Dance of Asian America
Photo by James Wiseman,


Starting a dance club is a wonderful way to bring people together to share in the joys of dance.  Before starting the American Dance Association (ASDA), I had leadership roles in the formation of two other dance organizations: the Houston Swing Dance Society in 1997 and Dance Houston in 2003.  I watched both groups form out of a shared passion among a few people and their vision continues to bring people together to this day.  Here's what I believe holds the key to success for building a new dance group.

1. Define the group's style
Pick a dance style, genre, era, or group of styles.  Include the name of the dance in the name of the club so people can find you on the internet easily.

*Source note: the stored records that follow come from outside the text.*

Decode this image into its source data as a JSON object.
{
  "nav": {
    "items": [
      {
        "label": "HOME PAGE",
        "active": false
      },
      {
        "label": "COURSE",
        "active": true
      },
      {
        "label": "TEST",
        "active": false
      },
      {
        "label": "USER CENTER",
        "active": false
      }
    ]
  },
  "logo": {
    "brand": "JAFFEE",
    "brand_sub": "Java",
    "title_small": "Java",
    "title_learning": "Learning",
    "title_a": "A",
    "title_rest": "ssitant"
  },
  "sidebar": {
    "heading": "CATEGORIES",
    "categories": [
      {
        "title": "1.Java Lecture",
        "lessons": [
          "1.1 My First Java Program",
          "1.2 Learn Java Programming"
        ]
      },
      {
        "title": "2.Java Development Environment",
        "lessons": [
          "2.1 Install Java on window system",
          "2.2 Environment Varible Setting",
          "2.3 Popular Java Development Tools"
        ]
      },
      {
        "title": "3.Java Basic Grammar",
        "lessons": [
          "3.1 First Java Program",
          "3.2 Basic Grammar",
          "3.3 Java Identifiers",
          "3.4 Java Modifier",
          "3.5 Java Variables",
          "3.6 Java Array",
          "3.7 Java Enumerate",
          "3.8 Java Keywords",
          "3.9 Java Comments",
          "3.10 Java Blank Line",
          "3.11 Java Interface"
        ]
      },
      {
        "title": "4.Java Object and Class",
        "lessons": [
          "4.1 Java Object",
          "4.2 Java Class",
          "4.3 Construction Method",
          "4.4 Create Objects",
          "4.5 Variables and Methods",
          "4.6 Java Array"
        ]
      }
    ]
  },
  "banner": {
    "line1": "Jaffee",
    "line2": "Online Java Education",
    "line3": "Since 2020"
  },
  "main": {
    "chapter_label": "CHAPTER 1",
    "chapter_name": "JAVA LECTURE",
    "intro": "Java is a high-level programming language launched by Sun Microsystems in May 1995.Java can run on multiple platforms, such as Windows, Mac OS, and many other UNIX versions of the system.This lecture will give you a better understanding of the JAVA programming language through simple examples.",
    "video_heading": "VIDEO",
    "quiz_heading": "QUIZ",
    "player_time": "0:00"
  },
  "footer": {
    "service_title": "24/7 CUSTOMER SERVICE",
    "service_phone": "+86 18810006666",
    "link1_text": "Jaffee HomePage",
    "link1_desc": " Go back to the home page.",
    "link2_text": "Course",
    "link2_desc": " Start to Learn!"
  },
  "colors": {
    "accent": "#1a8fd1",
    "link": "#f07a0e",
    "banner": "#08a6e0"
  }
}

2. Location scout
Staying in the same location for a long time will be great for your club, so choose your location wisely.  Before you begin, visit a minimum of ten locations.  Consider special event venues as well as dance studios.  As you search venues, note all their characteristics.  Here's a template based on a document I created for a team of location scouts when the Houston Swing Dance Society changed venues in 2013.  By the way, churches are notoriously a risky option because their priorities can shift from year to year.

3. Develop great teachers
Teachers are the core of your group and essential to its success.  Here's a document we use at Dance Houston to help guide our teaching staff. At the very least, be sure to hang onto teachers who are consistent and who your students like.  

4. Build a membership
Don't let your students learn and leave.  Build a membership through genuine relationship-building as well as social dances and targeted marketing campaigns.  Marketing and PR tips for dance groups are available to ASDA members through our Resource Library (please Join Today to access).

5. Plan big events
Build excitement and create cherished memories for your group by planning big events.  You could host a big dance at a special venue with a live band.  You could plan a group trip to a dance camp or competition.  Create event committees that can help you manage these activities and give people besides yourself the opportunity to take on leadership roles.

6. Run the business like a business
Just because you're running a dance organization doesn't mean you aren't liable and responsible for it.  You need policies, documents, and practices in place.  Samples are available through our Resource Library (please Join Today to access).

I hope you'll start your group off on the right foot and Join ASDA Today to get over 20 essential leadership documents and promote your events on our calendar.

Leave Comments